Examples of Antennas for Use in Implantable Ophthalmic Device

The device 200 also may include an antenna 260, which may be configured to receive either radio-frequency (rf) or optical signals for controlling or updating the processor 220, and may also be used to charge the batteries 250 as described below. The antenna may also receive manual override signals.

Examples of Power Supply for Use in Implantable Ophthalmic Device

The processor may draw at least some of its electrical power from a power supply, such as a capacitor or thin-film rechargeable battery like those manufactured by Excellatron. For example, one or more rechargeable batteries 250 coupled to the processor 220 provide power for the processor 220 and other electronic components in the implantable ophthalmic device 200 as shown in FIG. 2. Thin-film rechargeable batteries may be capable of being cycled in excess of 45,000 cycles, which could translate to a usable lifetime of 20-25 years in the lens or optic. Two thin film rechargeable batteries may be used and may stacked one atop the other. In this configuration, one of the batteries may be used for 20-25 years and the other battery may be switched to when the first battery is no longer operable. Alternatively, the other battery may be switched to by a signal sent remotely to the controller. This may extend the lifetime of the optic or lens to 40-50 years.

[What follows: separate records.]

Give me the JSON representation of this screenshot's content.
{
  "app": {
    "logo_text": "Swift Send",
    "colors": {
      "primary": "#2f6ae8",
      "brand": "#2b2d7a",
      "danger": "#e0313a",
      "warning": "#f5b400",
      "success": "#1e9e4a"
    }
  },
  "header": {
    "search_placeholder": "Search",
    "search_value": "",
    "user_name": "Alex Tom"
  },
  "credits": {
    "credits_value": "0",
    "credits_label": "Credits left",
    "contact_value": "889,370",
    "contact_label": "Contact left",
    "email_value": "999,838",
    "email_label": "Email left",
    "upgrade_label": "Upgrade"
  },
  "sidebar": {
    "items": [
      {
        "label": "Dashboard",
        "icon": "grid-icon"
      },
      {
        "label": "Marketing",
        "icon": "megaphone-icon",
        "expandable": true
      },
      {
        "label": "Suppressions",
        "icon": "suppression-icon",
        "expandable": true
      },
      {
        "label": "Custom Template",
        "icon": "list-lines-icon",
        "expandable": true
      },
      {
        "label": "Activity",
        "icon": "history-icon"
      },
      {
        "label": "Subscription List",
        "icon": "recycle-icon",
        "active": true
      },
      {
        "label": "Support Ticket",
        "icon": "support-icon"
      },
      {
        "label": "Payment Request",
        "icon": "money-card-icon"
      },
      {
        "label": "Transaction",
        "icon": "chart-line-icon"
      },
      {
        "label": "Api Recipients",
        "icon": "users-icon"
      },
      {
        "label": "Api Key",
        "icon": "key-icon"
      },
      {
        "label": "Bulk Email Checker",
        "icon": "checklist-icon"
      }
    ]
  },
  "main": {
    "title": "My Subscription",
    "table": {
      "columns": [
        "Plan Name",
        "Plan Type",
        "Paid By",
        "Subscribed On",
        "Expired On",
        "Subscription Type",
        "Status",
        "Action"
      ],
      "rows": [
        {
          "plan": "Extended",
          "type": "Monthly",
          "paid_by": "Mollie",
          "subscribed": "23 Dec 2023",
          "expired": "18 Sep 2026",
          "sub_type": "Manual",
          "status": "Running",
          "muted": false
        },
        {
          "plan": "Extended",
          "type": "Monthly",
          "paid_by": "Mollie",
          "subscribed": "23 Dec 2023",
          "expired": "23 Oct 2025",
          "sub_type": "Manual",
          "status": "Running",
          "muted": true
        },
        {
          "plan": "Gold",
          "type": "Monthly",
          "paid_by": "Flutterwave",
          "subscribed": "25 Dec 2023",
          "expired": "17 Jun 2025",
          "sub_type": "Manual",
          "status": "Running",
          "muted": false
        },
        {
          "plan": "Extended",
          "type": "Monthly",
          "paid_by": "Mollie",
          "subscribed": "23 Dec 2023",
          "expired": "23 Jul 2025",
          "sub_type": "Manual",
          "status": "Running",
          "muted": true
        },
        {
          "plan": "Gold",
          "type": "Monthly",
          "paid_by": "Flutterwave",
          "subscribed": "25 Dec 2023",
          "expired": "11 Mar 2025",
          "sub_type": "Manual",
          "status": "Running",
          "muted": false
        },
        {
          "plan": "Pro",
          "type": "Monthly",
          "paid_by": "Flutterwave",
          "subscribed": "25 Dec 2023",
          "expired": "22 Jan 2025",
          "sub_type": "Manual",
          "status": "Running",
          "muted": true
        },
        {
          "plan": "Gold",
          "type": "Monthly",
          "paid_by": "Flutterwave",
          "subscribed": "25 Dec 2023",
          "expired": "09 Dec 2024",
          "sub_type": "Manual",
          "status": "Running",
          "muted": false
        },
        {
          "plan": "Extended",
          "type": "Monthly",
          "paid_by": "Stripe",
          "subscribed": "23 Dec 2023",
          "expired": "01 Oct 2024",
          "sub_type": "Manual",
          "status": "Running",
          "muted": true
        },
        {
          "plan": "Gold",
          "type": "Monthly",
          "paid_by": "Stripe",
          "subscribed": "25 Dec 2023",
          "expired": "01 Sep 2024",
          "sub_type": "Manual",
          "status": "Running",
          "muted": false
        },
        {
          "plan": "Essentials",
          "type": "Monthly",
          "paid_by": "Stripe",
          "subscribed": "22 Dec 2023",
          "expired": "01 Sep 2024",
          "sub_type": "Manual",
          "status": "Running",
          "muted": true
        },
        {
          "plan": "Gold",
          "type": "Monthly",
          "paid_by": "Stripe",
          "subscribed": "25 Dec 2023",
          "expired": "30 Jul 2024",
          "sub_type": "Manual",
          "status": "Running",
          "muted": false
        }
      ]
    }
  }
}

The power supply may be remotely charged, by way of example only, by induction, as explained in U.S. application Ser. No. 12/465,970 entitled “Device for Inductive Charging of Implanted Electronic Devices,” which is incorporated herein by reference in its entirety.

One or more light-sensitive cells, such as solar cells or photovoltaic cells, may also be used to supplement, augment, and/or obviate the need for a battery. The light-sensitive cell is located out of the user's line of sight of the user, e.g., peripheral to the margin of the pupil when partially dilated by darkness, but not fully dilated. The device may thus be charged by using an eye-safe laser capable of energizing the light-sensitive cell or cells.

Alternatively, the light-sensitive cell may be located in front of (closer to the cornea of the eye) and separately disposed from a portion of the iris of a user's eye. Thin electrical wiring may operably connect the solar cell to the processor. The electrical wiring may pass through the pupil without touching the iris and operably connect to the implantable ophthalmic device. The solar cell may be large enough such that it supplies enough electrical power to obviate the need for a separate power supply. The thin electrical wiring may not conduct electricity and may have a form factor which has the appropriate tensile strength to hold the solar cell in place. In some configurations, one or more small holes may be made in the iris by an ophthalmic laser such that the thin electrical wiring connects the solar cell to the implantable ophthalmic device.

The foregoing description of illustrative embodiments has been presented for purposes of illustration and of description. It is not intended to be exhaustive or limiting with respect to the precise form disclosed, and modifications and variations are possible in light of the above teachings or may be acquired from practice of the disclosed embodiments. It is intended that the scope of the invention be defined by the claims appended hereto and their equivalents.